Here is something I was thinking about as I was weaving through peak hour traffic on my scooter being chased home by a subtropical thunderstorm... If I were to say to you:
Learning is being interested in something and wanting to know more about it. It is the major task of a student.
In an attempt at a visual metaphor, learning is the gathering of shiny knowledge nuggets to put inside the treasure chest of memory inside one's brain.
The need to learn is the pilot light, the interest in the craft, flickering within the animation student.
Teaching is being interested in facilitating (helping) the learning by the animation student in a craft that the teacher is passionate about. It is about igniting the passion for animation within the student mind. The teacher is a big blast of flammable gas!
Maybe that didn't come quite right? Start again...
I have observed an interesting contradiction in some young animators. They want to be told the answers to important animation questions put to them in class. But at the same time they do not like to be told what to do. "Tell me the answers but don't tell me what to do." Hmm, fascinating. Quite the conundrum.
There seems to exist an impatience to be. To be an animator, maybe even a notion to be a good one, but not enough patience to apply the time to learn how. That is, to learn animation the best way by finding the answers for themselves.
Curiosity may have killed some cats, but to my knowledge it is not yet a lethal problem for animation students.
Let's face it, the animation teacher is not a repository of all animation knowledge. But animation teachers do know where to guide a student to look. And we do know the difference between an animation gold nugget and a polished turd.
Now before anyone goes jumping up and down trying to mount a high horse, 'polished turd' is a recognised animation industry term in common usage.
One of my animation teachers used to talk about, "The WHAT and the HOW" in animation and I hope he will one day write down his thoughts (he also talked a lot about polished turds). His context for "the WHAT and the HOW" was the what and how to animate.
I'm using it in the context of being. The what and how to be a good animator.
First up, the what. Ask an animation student, once they have enough information about the craft to actually want to continue practising it, rather than just be entertained by it, "What do you want to be?" They will invariably say, "A good animator."
Next, the how. "How do you get to be a good animator?" Voila! some fantastic facial animation video reference. Occasionally a blank look (that creates a mental uh-oh).

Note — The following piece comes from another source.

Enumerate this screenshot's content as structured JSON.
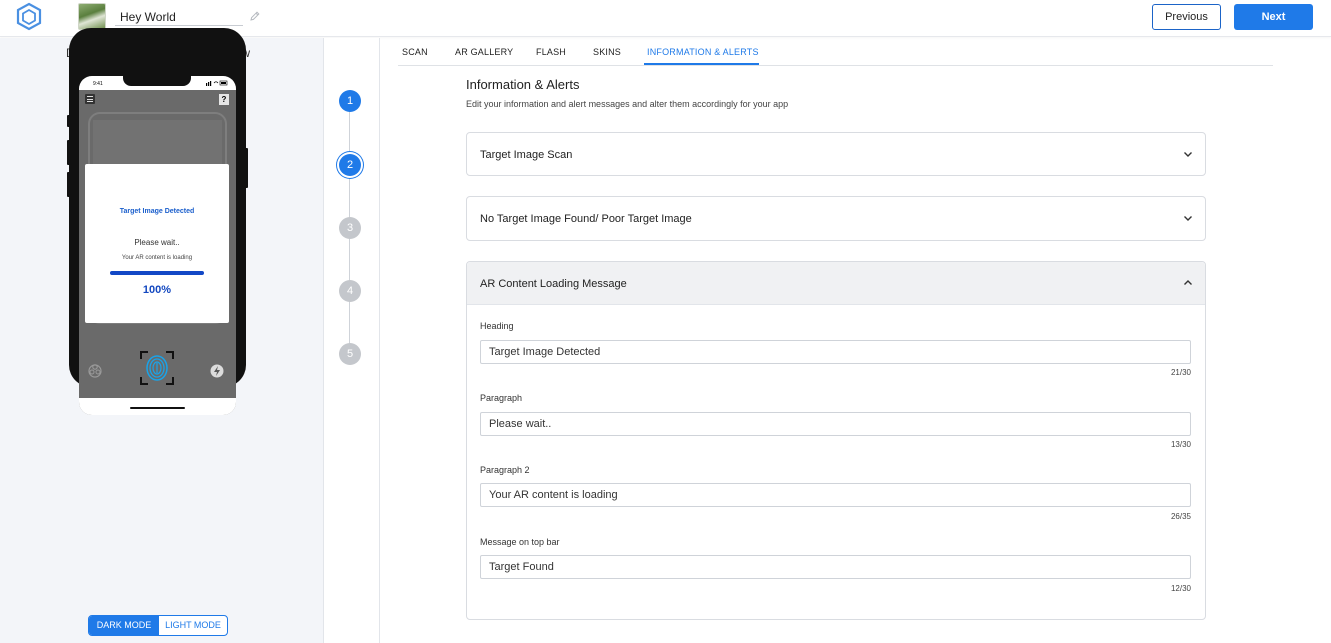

The how is about learning. Learning how to become a good animator.
There is a lot of fool's gold out there for the curious animation student who strikes out on their own without a map; things that look like animation information but are just a pile of polished turds. The teacher is the treasure map to show students where to find animation knowledge. "Y' dig?" Turds are just fine for making compost but, really folks, are no fun to dig around in.
The student is the treasure hunter. And there is a big mountain of animation gold (knowledge) in the world's libraries (even the one at SBIT), on the Internet, on DVDs, some in your teacher's memory, some in other animators and lots in the local industry full of experienced but time poor animators. The treasure map, the teacher, is trying to guide animators to it while avoiding the turds. Yup, I wrote turds again.
People don't get to be good animators without learning how to animate.
Ponder this, the treasure doesn't get delivered to Jack Sparrow's or Indiana Jones' front door. The murderer doesn't walk into Sherlock Holmes' office and give themselves up. These interested adventurers go out, do their research, dig around a bit here and there looking for clues and then they find it. The producers and financiers applaud as hard as the audience. Rhetoric warning. But did you ever notice the real treasure is all the things they discovered along the way?
The larger the desert to cross, the sweeter the beer on the other side. Next time you attempt to cross a desert you would have learned, taught yourself, that it is easier in the company of a camel and a bag of dates. And the beer in Agadir tastes like nectar. If you just jumped aboard the Polished Turd Airlines flight from Cairo, the beer in Agadir just tastes like Moroccan beer and all you've learnt is that they allow smoking in business class and that little curtain is no barrier to the stench. I think I just typed that because I'm thirsty.
The questions and tasks assigned in class are not "telling an animator what to do". They are a trail of information bread crumbs, carefully selected sign posts, to lead animation students along their own path of discovery in how to animate.
Facilitate your own learning. Bring the things that you find in your research, your discoveries while looking for the answers to tasks and assessment items. Bring them to your teacher and we will pick off the bits that look like turds and work out together whether it is animation fool's gold or the real thing.
Discovering the important things for yourself, while being guided by your teacher, will make you a good animator.